#### Exercise data
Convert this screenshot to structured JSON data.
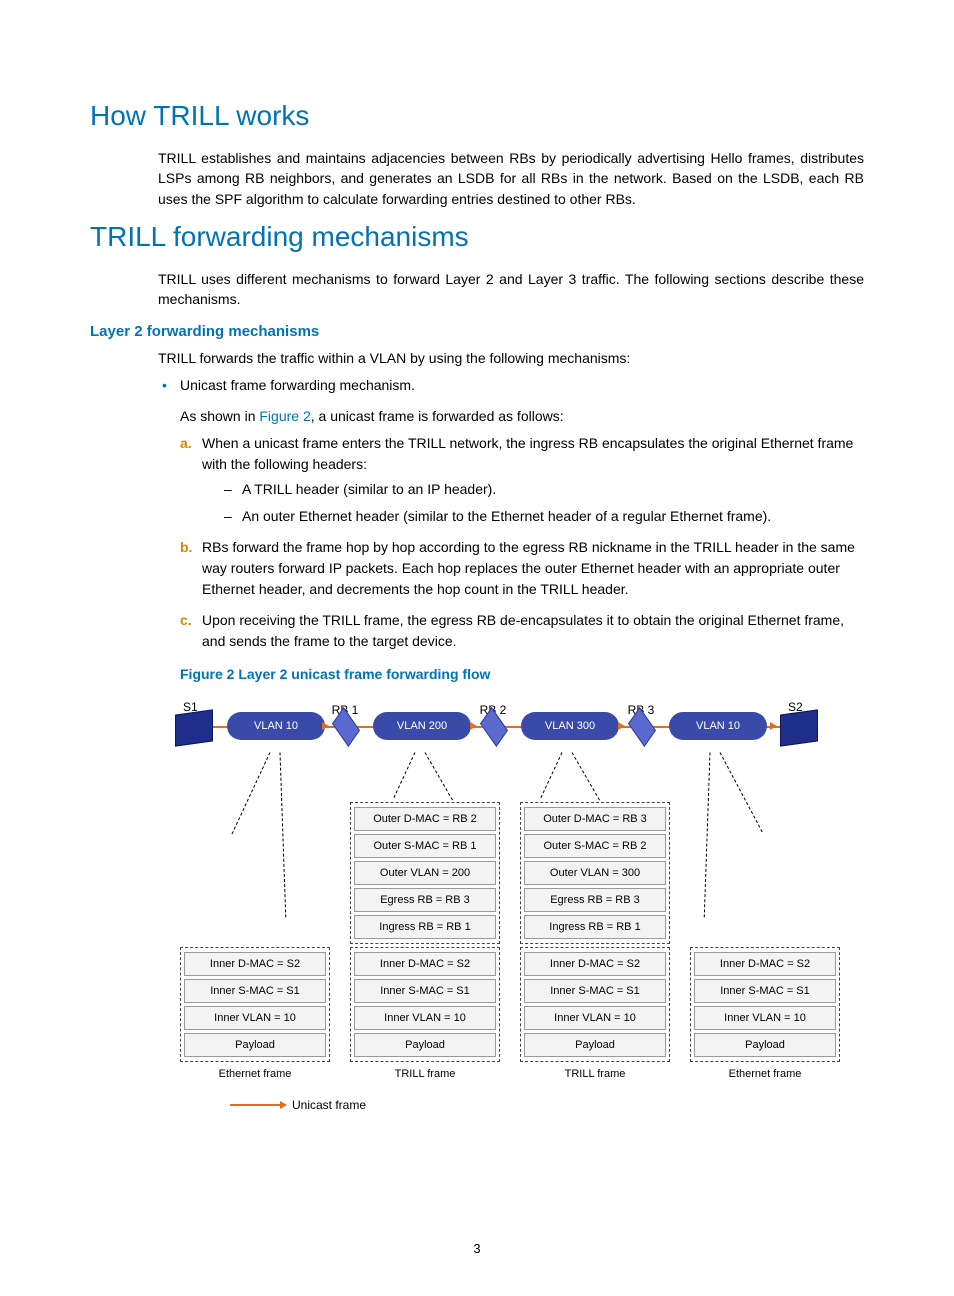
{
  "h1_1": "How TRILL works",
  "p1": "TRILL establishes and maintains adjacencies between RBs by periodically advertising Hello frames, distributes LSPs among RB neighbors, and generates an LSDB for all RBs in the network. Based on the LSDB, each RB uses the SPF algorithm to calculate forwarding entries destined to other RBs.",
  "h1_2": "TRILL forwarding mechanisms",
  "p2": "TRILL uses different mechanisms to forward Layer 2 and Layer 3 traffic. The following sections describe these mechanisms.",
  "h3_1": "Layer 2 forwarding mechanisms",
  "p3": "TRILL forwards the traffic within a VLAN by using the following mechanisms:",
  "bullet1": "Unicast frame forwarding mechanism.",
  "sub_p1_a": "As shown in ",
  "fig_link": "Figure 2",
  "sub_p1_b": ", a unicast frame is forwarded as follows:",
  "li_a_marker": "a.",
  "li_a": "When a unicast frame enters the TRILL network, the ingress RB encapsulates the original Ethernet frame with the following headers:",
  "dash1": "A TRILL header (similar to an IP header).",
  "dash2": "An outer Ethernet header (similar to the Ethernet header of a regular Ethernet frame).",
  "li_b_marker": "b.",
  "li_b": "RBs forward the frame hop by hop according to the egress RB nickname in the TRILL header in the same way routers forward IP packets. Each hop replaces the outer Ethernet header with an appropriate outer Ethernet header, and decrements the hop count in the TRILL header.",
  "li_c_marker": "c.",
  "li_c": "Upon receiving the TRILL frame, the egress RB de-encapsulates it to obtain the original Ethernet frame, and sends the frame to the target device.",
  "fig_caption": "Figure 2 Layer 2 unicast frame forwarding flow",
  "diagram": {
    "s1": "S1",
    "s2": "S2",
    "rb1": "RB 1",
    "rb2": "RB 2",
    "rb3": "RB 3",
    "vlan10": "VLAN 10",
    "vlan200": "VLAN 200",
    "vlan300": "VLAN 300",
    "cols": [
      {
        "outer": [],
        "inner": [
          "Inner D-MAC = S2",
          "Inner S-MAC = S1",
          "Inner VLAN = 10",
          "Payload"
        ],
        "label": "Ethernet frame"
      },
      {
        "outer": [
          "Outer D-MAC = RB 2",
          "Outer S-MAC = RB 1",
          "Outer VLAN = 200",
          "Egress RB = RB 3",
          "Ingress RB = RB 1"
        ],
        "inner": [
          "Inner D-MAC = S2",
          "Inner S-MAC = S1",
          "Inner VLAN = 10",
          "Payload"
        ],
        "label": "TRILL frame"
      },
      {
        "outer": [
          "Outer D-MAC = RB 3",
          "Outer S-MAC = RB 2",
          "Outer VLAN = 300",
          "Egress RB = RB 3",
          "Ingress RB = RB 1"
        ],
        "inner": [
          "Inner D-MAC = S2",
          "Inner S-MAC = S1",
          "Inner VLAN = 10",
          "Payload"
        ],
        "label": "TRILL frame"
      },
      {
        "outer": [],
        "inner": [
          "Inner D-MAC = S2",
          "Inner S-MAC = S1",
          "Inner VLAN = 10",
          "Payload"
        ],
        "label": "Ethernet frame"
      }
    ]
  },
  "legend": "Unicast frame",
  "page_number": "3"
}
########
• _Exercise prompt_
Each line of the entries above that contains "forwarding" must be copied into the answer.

• _Completed exercise_
  "p1": "TRILL establishes and maintains adjacencies between RBs by periodically advertising Hello frames, distributes LSPs among RB neighbors, and generates an LSDB for all RBs in the network. Based on the LSDB, each RB uses the SPF algorithm to calculate forwarding entries destined to other RBs.",
  "h1_2": "TRILL forwarding mechanisms",
  "h3_1": "Layer 2 forwarding mechanisms",
  "bullet1": "Unicast frame forwarding mechanism.",
  "fig_caption": "Figure 2 Layer 2 unicast frame forwarding flow",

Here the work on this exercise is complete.